Saurab Sharma, Anupa Pathak, Mark Jensen

Abstract

People from different cultures who speak different languages may experience pain differently. This possible variability has important implications for evaluating the validity of pain quality measures that are directly translated into different languages without cultural adaptations. The aim of this study was to evaluate the impact of language and culture on the validity of pain quality measures by comparing the words that individuals with chronic pain from Nepal use to describe their pain with those used by patients from the USA. A total of 101 individuals with chronic musculoskeletal pain in Nepal were asked to describe their pain. The rates of the different pain descriptor domains and phrases used by the Nepali sample were then compared to the published rates of descriptors used by patients from the USA. The content validity of commonly used measures for assessing pain quality was then evaluated. While there was some similarity between patients from Nepal and the USA in how they describe pain, there were also important differences, especially in how pain quality was described. For example, many patients from Nepal used metaphors to describe their pain. Also, the patients from Nepal often used a category of pain descriptor - which describes a physical state - not used by patients from the USA. Only the original McGill Pain Questionnaire was found to have content validity for assessing pain quality in patients from Nepal, although other existing pain quality measures could be adapted to be content valid by adding one or two additional descriptors, depending on the measure in question. The findings indicate that direct translations of measures that are developed using samples of patients from one country or culture are not necessarily content valid for use in other countries or cultures; some adaptations may be required in order for such measures to be most useful in new language and culture.

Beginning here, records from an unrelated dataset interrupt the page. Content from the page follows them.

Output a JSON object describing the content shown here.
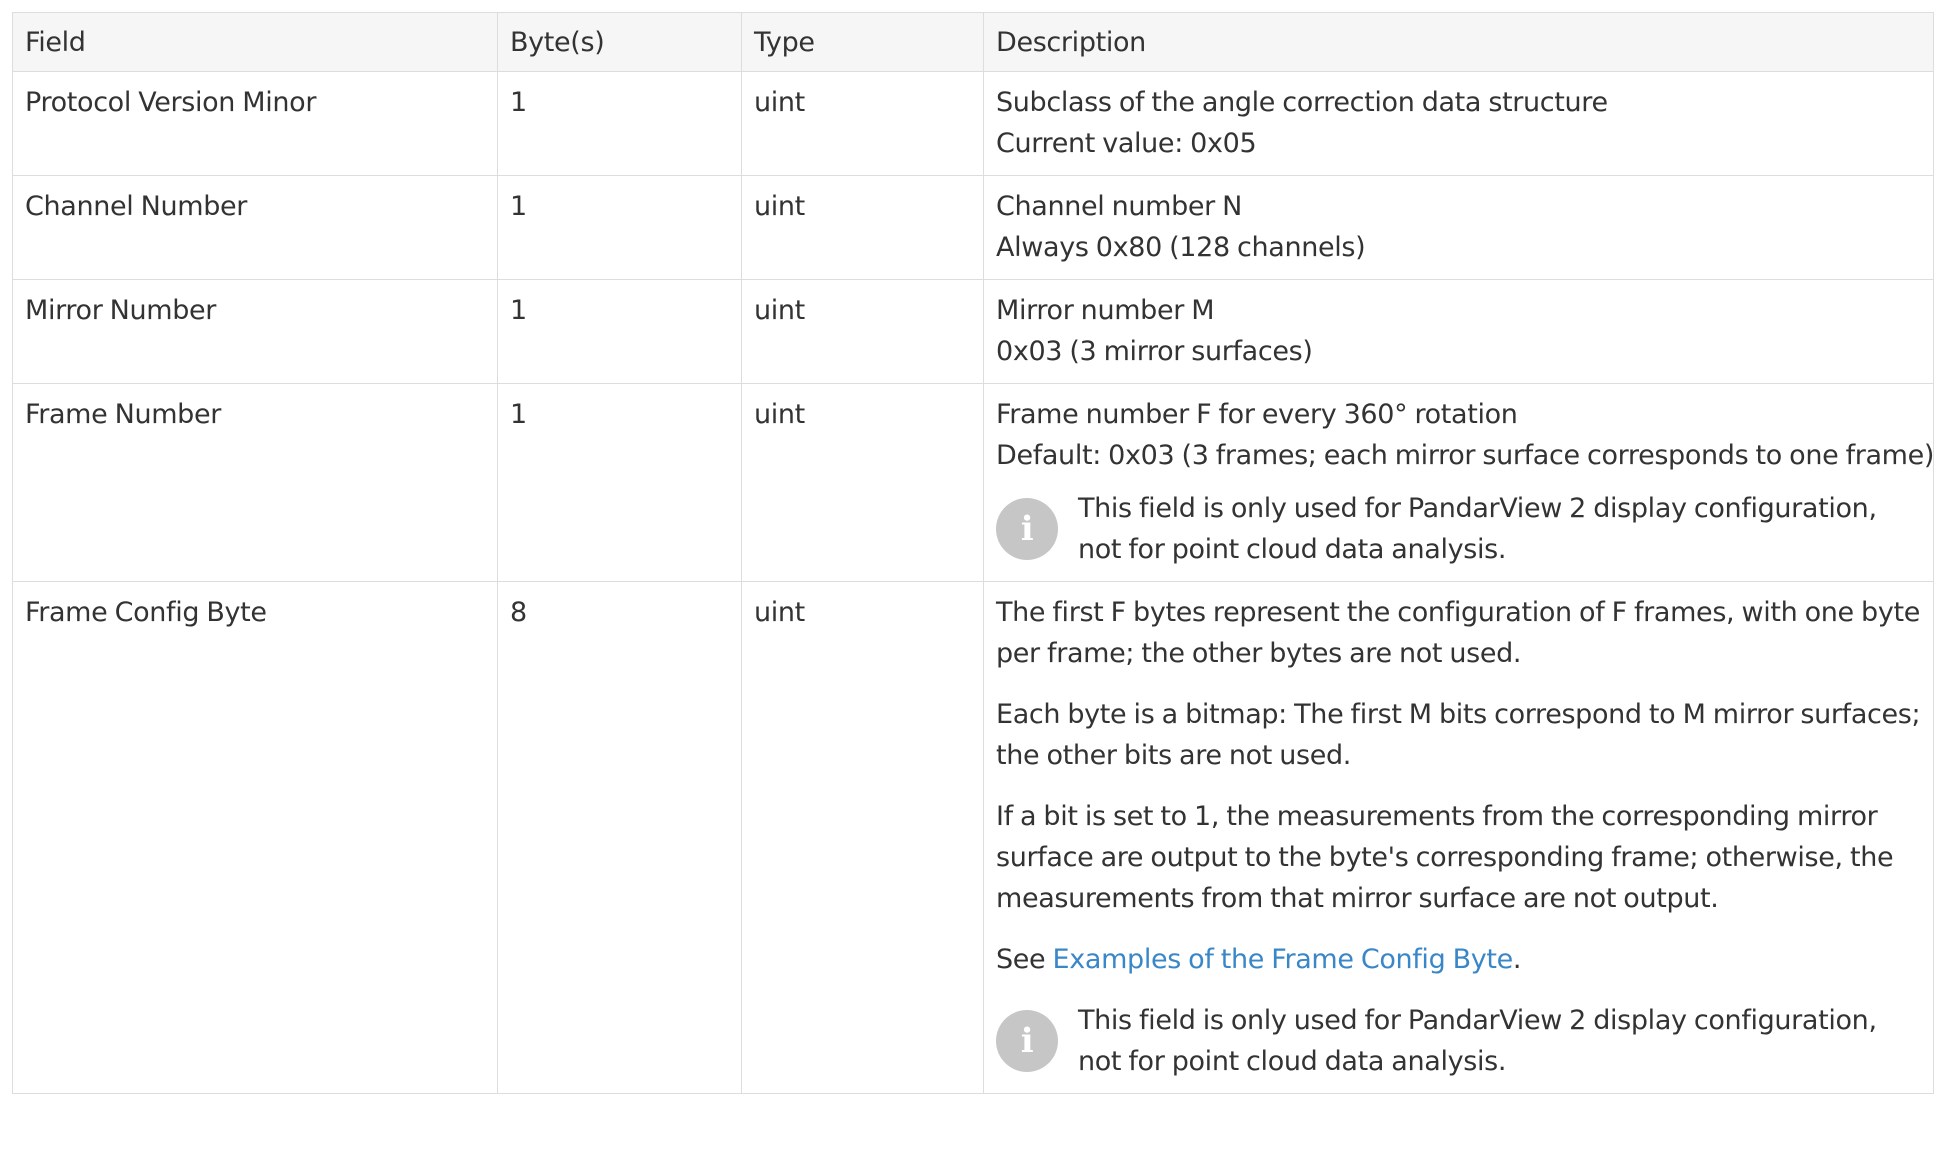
{
  "table": {
    "headers": [
      "Field",
      "Byte(s)",
      "Type",
      "Description"
    ],
    "rows": [
      {
        "field": "Protocol Version Minor",
        "bytes": "1",
        "type": "uint",
        "desc_lines": [
          "Subclass of the angle correction data structure",
          "Current value: 0x05"
        ]
      },
      {
        "field": "Channel Number",
        "bytes": "1",
        "type": "uint",
        "desc_lines": [
          "Channel number N",
          "Always 0x80 (128 channels)"
        ]
      },
      {
        "field": "Mirror Number",
        "bytes": "1",
        "type": "uint",
        "desc_lines": [
          "Mirror number M",
          "0x03 (3 mirror surfaces)"
        ]
      },
      {
        "field": "Frame Number",
        "bytes": "1",
        "type": "uint",
        "desc_lines": [
          "Frame number F for every 360° rotation",
          "Default: 0x03 (3 frames; each mirror surface corresponds to one frame)"
        ],
        "note": [
          "This field is only used for PandarView 2 display configuration,",
          "not for point cloud data analysis."
        ]
      },
      {
        "field": "Frame Config Byte",
        "bytes": "8",
        "type": "uint",
        "paragraphs": [
          [
            "The first F bytes represent the configuration of F frames, with one byte",
            "per frame; the other bytes are not used."
          ],
          [
            "Each byte is a bitmap: The first M bits correspond to M mirror surfaces;",
            "the other bits are not used."
          ],
          [
            "If a bit is set to 1, the measurements from the corresponding mirror",
            "surface are output to the byte's corresponding frame; otherwise, the",
            "measurements from that mirror surface are not output."
          ]
        ],
        "see": {
          "prefix": "See ",
          "link_text": "Examples of the Frame Config Byte",
          "suffix": "."
        },
        "note": [
          "This field is only used for PandarView 2 display configuration,",
          "not for point cloud data analysis."
        ]
      }
    ]
  },
  "icons": {
    "note": "info-icon"
  },
  "colors": {
    "link": "#3a87c8",
    "header_bg": "#f6f6f6",
    "border": "#dddddd",
    "icon_bg": "#c6c6c6"
  }
}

Twitter Demographics

The data shown below were collected from the profiles of 80 tweeters who shared this research output. Click here to find out more about how the information was compiled.

Mendeley readers

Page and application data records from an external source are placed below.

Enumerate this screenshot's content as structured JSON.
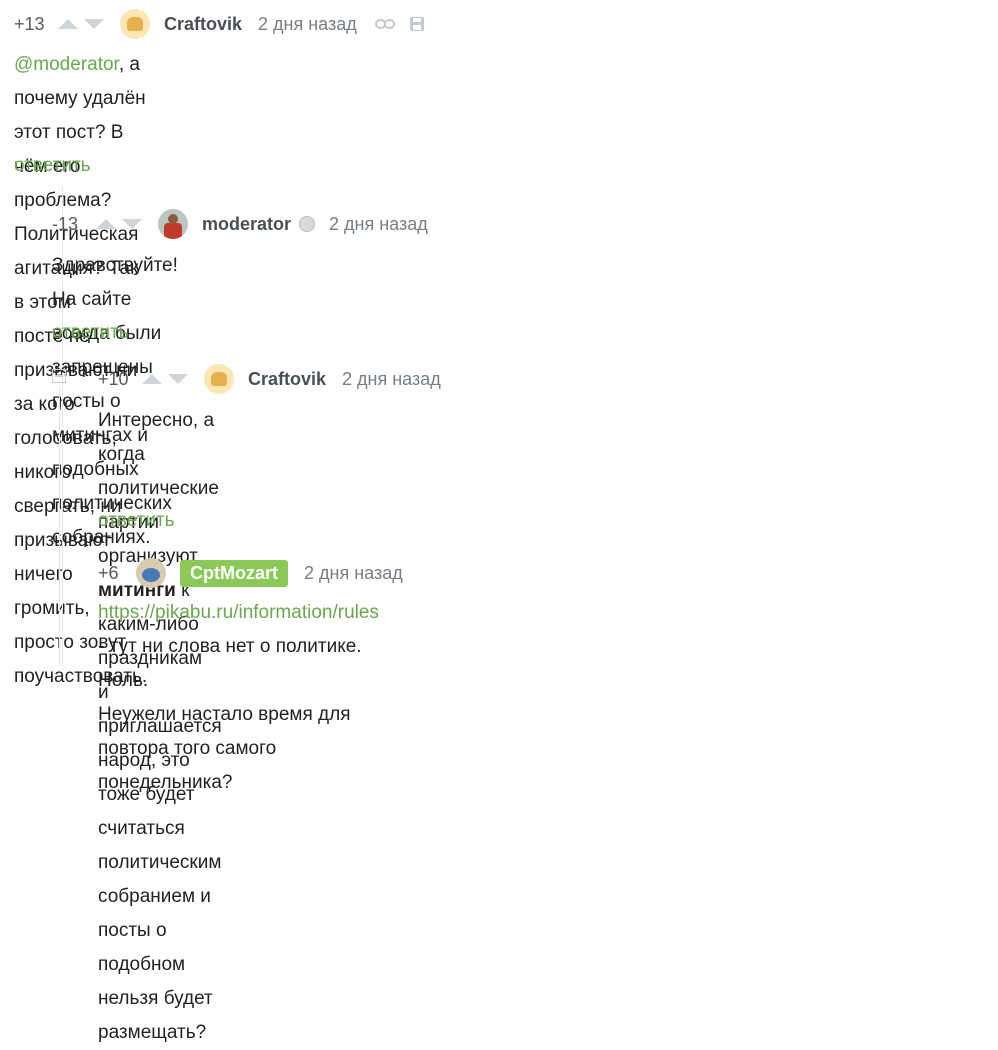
{
  "comments": [
    {
      "rating": "+13",
      "author": "Craftovik",
      "time": "2 дня назад",
      "mention": "@moderator",
      "text_line1": ", а почему удалён этот пост? В чём его проблема? Политическая агитация? Так в этом",
      "text_line2": "посте не призывают ни за кого голосовать, никого свергать, ни призывают ничего громить,",
      "text_line3": "просто зовут поучаствовать.",
      "reply": "ответить",
      "icons": [
        "link-icon",
        "save-icon"
      ]
    },
    {
      "rating": "-13",
      "author": "moderator",
      "time": "2 дня назад",
      "text_line1": "Здравствуйте! На сайте всегда были запрещены посты о митингах и подобных политических",
      "text_line2": "собраниях.",
      "reply": "ответить",
      "icons": [
        "moderator-badge-icon"
      ]
    },
    {
      "rating": "+10",
      "author": "Craftovik",
      "time": "2 дня назад",
      "text_line1_a": "Интересно, а когда политические партии организуют ",
      "text_line1_bold": "митинги",
      "text_line1_b": " к каким-либо праздникам",
      "text_line2": "и приглашается народ, это тоже будет считаться политическим собранием и посты о",
      "text_line3": "подобном нельзя будет размещать?",
      "reply": "ответить"
    },
    {
      "rating": "+6",
      "author": "CptMozart",
      "time": "2 дня назад",
      "link": "https://pikabu.ru/information/rules",
      "text_line1": " - тут ни слова нет о политике. Ноль.",
      "text_line2": "Неужели настало время для повтора того самого понедельника?"
    }
  ],
  "colors": {
    "accent": "#6aa84f",
    "badge": "#8ac858",
    "text": "#222222",
    "meta": "#787e84"
  }
}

The data shown below were compiled from readership statistics for 39 Mendeley readers of this research output. Click here to see the associated Mendeley record.

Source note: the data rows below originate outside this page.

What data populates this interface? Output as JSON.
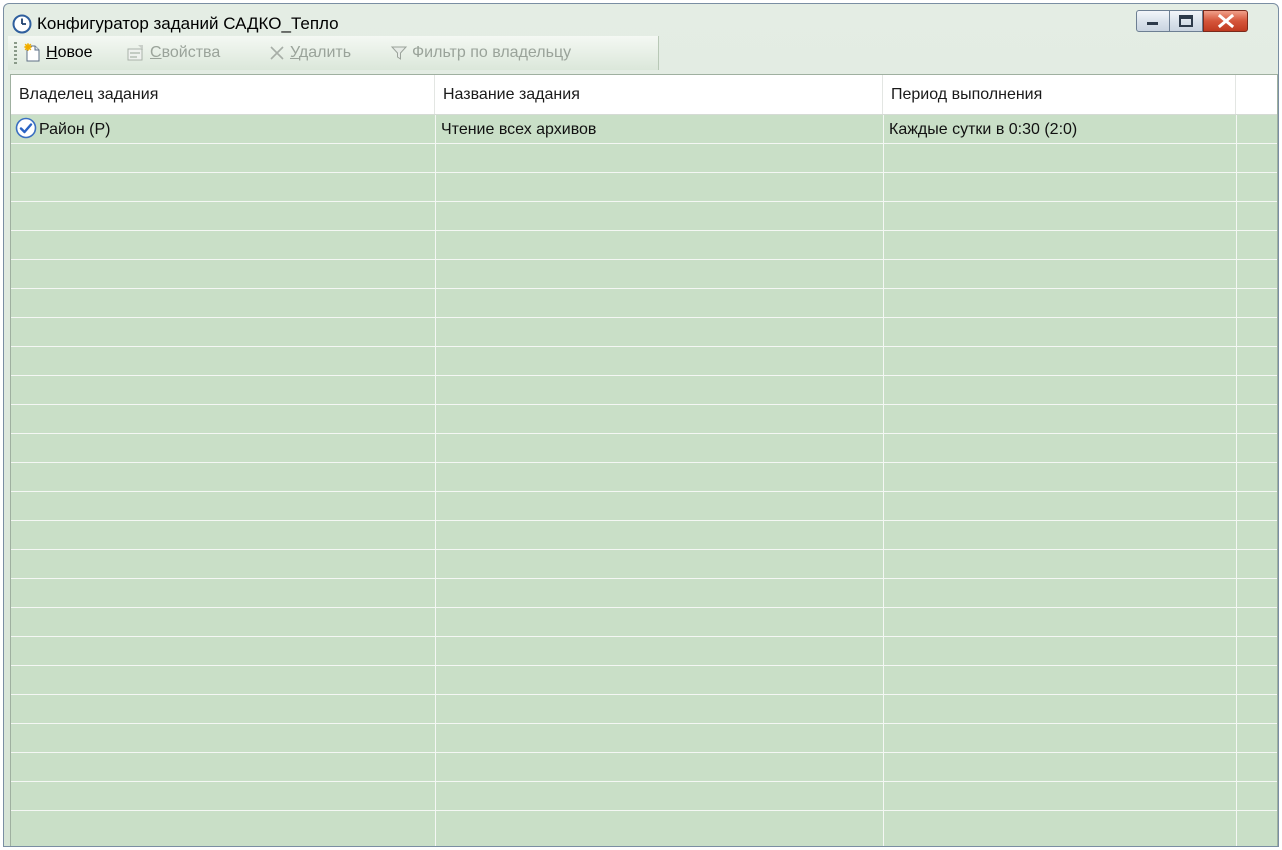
{
  "window": {
    "title": "Конфигуратор заданий САДКО_Тепло"
  },
  "toolbar": {
    "new": {
      "prefix": "",
      "accel": "Н",
      "rest": "овое"
    },
    "properties": {
      "prefix": "",
      "accel": "С",
      "rest": "войства"
    },
    "delete": {
      "prefix": "",
      "accel": "У",
      "rest": "далить"
    },
    "filter": {
      "label": "Фильтр по владельцу"
    }
  },
  "list": {
    "columns": [
      "Владелец задания",
      "Название задания",
      "Период выполнения",
      ""
    ],
    "rows": [
      {
        "owner": "Район (Р)",
        "name": "Чтение всех архивов",
        "period": "Каждые  сутки в 0:30 (2:0)",
        "status": "check-icon"
      }
    ],
    "empty_rows": 23
  },
  "colors": {
    "row_background": "#c9dfc7",
    "header_background": "#ffffff",
    "close_button": "#c8452a"
  }
}
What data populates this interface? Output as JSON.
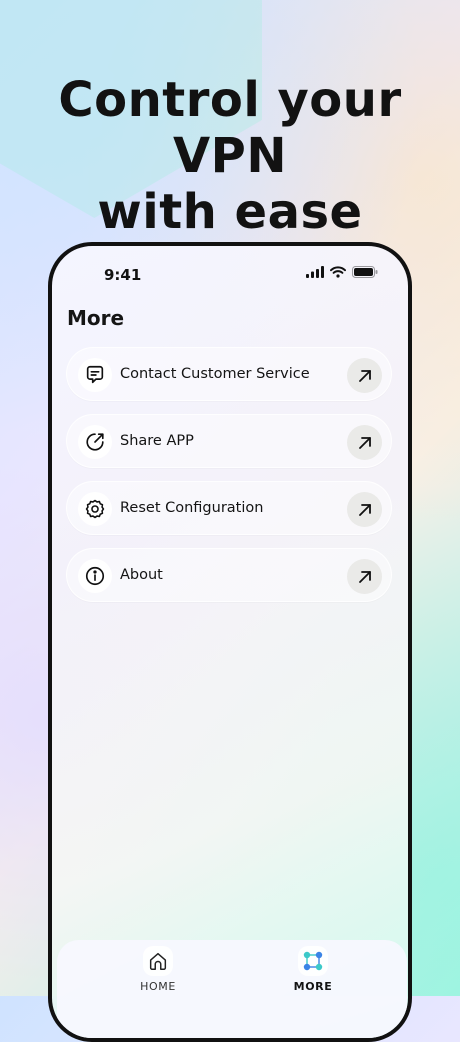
{
  "headline": {
    "line1": "Control your VPN",
    "line2": "with ease"
  },
  "status_bar": {
    "time": "9:41",
    "icons": [
      "cellular-signal-icon",
      "wifi-icon",
      "battery-icon"
    ]
  },
  "page": {
    "title": "More"
  },
  "menu": {
    "items": [
      {
        "label": "Contact Customer Service",
        "icon": "chat-message-icon",
        "action_icon": "arrow-up-right-icon"
      },
      {
        "label": "Share APP",
        "icon": "share-arc-icon",
        "action_icon": "arrow-up-right-icon"
      },
      {
        "label": "Reset Configuration",
        "icon": "gear-icon",
        "action_icon": "arrow-up-right-icon"
      },
      {
        "label": "About",
        "icon": "info-icon",
        "action_icon": "arrow-up-right-icon"
      }
    ]
  },
  "tab_bar": {
    "tabs": [
      {
        "label": "HOME",
        "icon": "home-icon",
        "active": false
      },
      {
        "label": "MORE",
        "icon": "grid-nodes-icon",
        "active": true
      }
    ]
  },
  "colors": {
    "text_primary": "#121212",
    "accent_teal": "#3cc9c9",
    "accent_blue": "#3b84e6"
  }
}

Geographical breakdown

Country Count As %
Netherlands 1 3%
Australia 1 3%
Unknown 37 95%

Demographic breakdown

Readers by professional status Count As %
Researcher 8 21%
Student > Master 7 18%
Student > Bachelor 6 15%
Other 4 10%
Student > Ph. D. Student 2 5%
Other 3 8%
Unknown 9 23%
Readers by discipline Count As %
Medicine and Dentistry 14 36%
Nursing and Health Professions 6 15%
Social Sciences 2 5%
Psychology 1 3%
Biochemistry, Genetics and Molecular Biology 1 3%
Other 4 10%
Unknown 11 28%

Attention Score in Context

This research output has an Altmetric Attention Score of 67. This is our high-level measure of the quality and quantity of online attention that it has received. This Attention Score, as well as the ranking and number of research outputs shown below, was calculated when the research output was last mentioned on 22 May 2020.
All research outputs
#342,317
of 16,038,450 outputs
Outputs from Journal of Pain Research
#46
of 1,169 outputs
Outputs of similar age
#12,643
of 385,145 outputs
Outputs of similar age from Journal of Pain Research
#4
of 71 outputs
Altmetric has tracked 16,038,450 research outputs across all sources so far. Compared to these this one has done particularly well and is in the 97th percentile: it's in the top 5% of all research outputs ever tracked by Altmetric.
So far Altmetric has tracked 1,169 research outputs from this source. They typically receive a lot more attention than average, with a mean Attention Score of 13.6. This one has done particularly well, scoring higher than 96% of its peers.
Older research outputs will score higher simply because they've had more time to accumulate mentions. To account for age we can compare this Altmetric Attention Score to the 385,145 tracked outputs that were published within six weeks on either side of this one in any source. This one has done particularly well, scoring higher than 96% of its contemporaries.
We're also able to compare this research output to 71 others from the same source and published within six weeks on either side of this one. This one has done particularly well, scoring higher than 94% of its contemporaries.